We’re also suffering a bit from the wind, which has been at gale force.  Even so, only one of the frost covers blew (mostly) off.  They are held on with home-made clips cut from polypipe.

However, we’re losing some of our seedling plants.  I’ll put some slug traps out (skins of a juiced orange) and see what turns up.  Or maybe the guineafowl are sneaking in under the sides.  They are meant to eat insects, but perhaps tasty seedlings are worth a nibble.

More chaos than usual

Our friends Jochen and Astridh bought a house in Goulburn, like all wise and fashionable folk.

They had a baby due in a couple of weeks, so the timing was getting fairly tight.  No problem, they were moving the weekend just past.

They had pizzas with us last Tuesday, then headed home.  So we were a little surprised to hear on Wednesday morning that baby had come early.  Must have been the pepperoni.
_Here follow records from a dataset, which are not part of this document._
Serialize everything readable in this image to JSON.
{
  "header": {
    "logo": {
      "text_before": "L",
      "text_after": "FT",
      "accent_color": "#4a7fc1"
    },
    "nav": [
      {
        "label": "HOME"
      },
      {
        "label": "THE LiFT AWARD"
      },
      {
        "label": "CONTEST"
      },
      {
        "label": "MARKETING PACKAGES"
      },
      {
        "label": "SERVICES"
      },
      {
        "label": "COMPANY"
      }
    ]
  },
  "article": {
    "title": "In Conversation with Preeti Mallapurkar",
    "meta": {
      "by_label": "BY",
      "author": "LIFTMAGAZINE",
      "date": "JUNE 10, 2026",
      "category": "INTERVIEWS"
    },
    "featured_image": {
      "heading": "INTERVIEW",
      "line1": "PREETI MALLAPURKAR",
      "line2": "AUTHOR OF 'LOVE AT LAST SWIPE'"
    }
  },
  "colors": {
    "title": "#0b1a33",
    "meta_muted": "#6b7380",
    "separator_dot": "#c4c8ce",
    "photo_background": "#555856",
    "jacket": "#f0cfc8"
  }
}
They moved this weekend anyway.  Our wwoofers were happy to help, as Jochen had been kind to them several times.  Astridh’s parents and sister came down too.  Jochen’s friend Anton came from Sydney.

In the circumstances, the move wasn’t particularly organised.  Things got thrown into boxes in random order, then sent to Goulburn for the crew there to unpack.

We started at 7.30 and went all day.  By the end of Saturday, Jochen and Astridh and baby were up and running as residents of Goulburn.  We all (16 of us) went out for Thai food at the Exchange Hotel — one of our favourites, and well priced.

This was also goodbye for wwoofer Timo, who is heading north for some more Australian adventure.

On Sunday we did some work with the horses.

My horse Paulie came close to foundering, where they get too much rich grass and their hooves break down.  Fortunately Jan spotted it early, so he’s on restricted rations and an exercise program.  Our wwoofer Julia is being wonderful with the horses, and has continued to train the foal, Gawaine.

This morning it was time to say goodbye to the Marvellous Miss Maud, who is now on her way back to France.  She wwoofed for us for five months, then worked in an outback roadhouse, then came back for a few weeks.  She is a wonderful friend, and has become a more confident person as a result of her adventures.  We will miss you Maud!!

Baby geese

We have had some baby geese hatch.  The eggs we found lying around the fields did no good,  but some of the eggs from the nest near the cemetary did hatch.

There were four babies.  Unfortunately, one of them died.

The incubator was very crowded, and one gosling was mostly out of its shell.  I tipped the shell on its side to slide the baby out, so I could take the shell out to make space.

Unfortunately the umbilical cord to the yolk was still intact, and it pulled some of the bowel out.  It did go back in later, but we found the baby dead a couple of days later.

One other baby came very late, and is small and weak.  Don’t know how well that one will do.

The other two goslings are fluffy and incredibly sweet.  They come to you for cuddles.  They are even more loveable than ducklings.

The geese had made another nest at the cemetary, which is a danger to the public.  So we took seven more eggs to empty that nest, and have put those in the incubator.


I have mentioned that our friend Jan’s mother died a couple of weeks ago.  Her father has since had a heart attack and died a few days ago too.  So things are still a bit quiet around here, and not much horseriding lately.  Our wwoofer Julia did take Paulie riding one day without Jan, and she’s very good at training him.

We did have Jess and Phil and grandson Deacon here on the weekend.  Nothing significant happened, but it’s always nice to have the little fellow around.  He’s talking well now, and moving at high speed as they do.

Our friends Tony and Claire are moving to Goulburn next weekend, which will be great.  Goulburn is becoming a rather fashionable residential destination.  Houses here are half the price of Sydney or Canberra.

Currently we have four wwoofers: Timo (Germany), Rachel (England), Julia (Germany) as well as Maud (France) who is visiting us again after going around Australia.  Timo and Maud leave this weekend.

And I’m working again, which is a good thing, though I do miss seeing the farm during the day.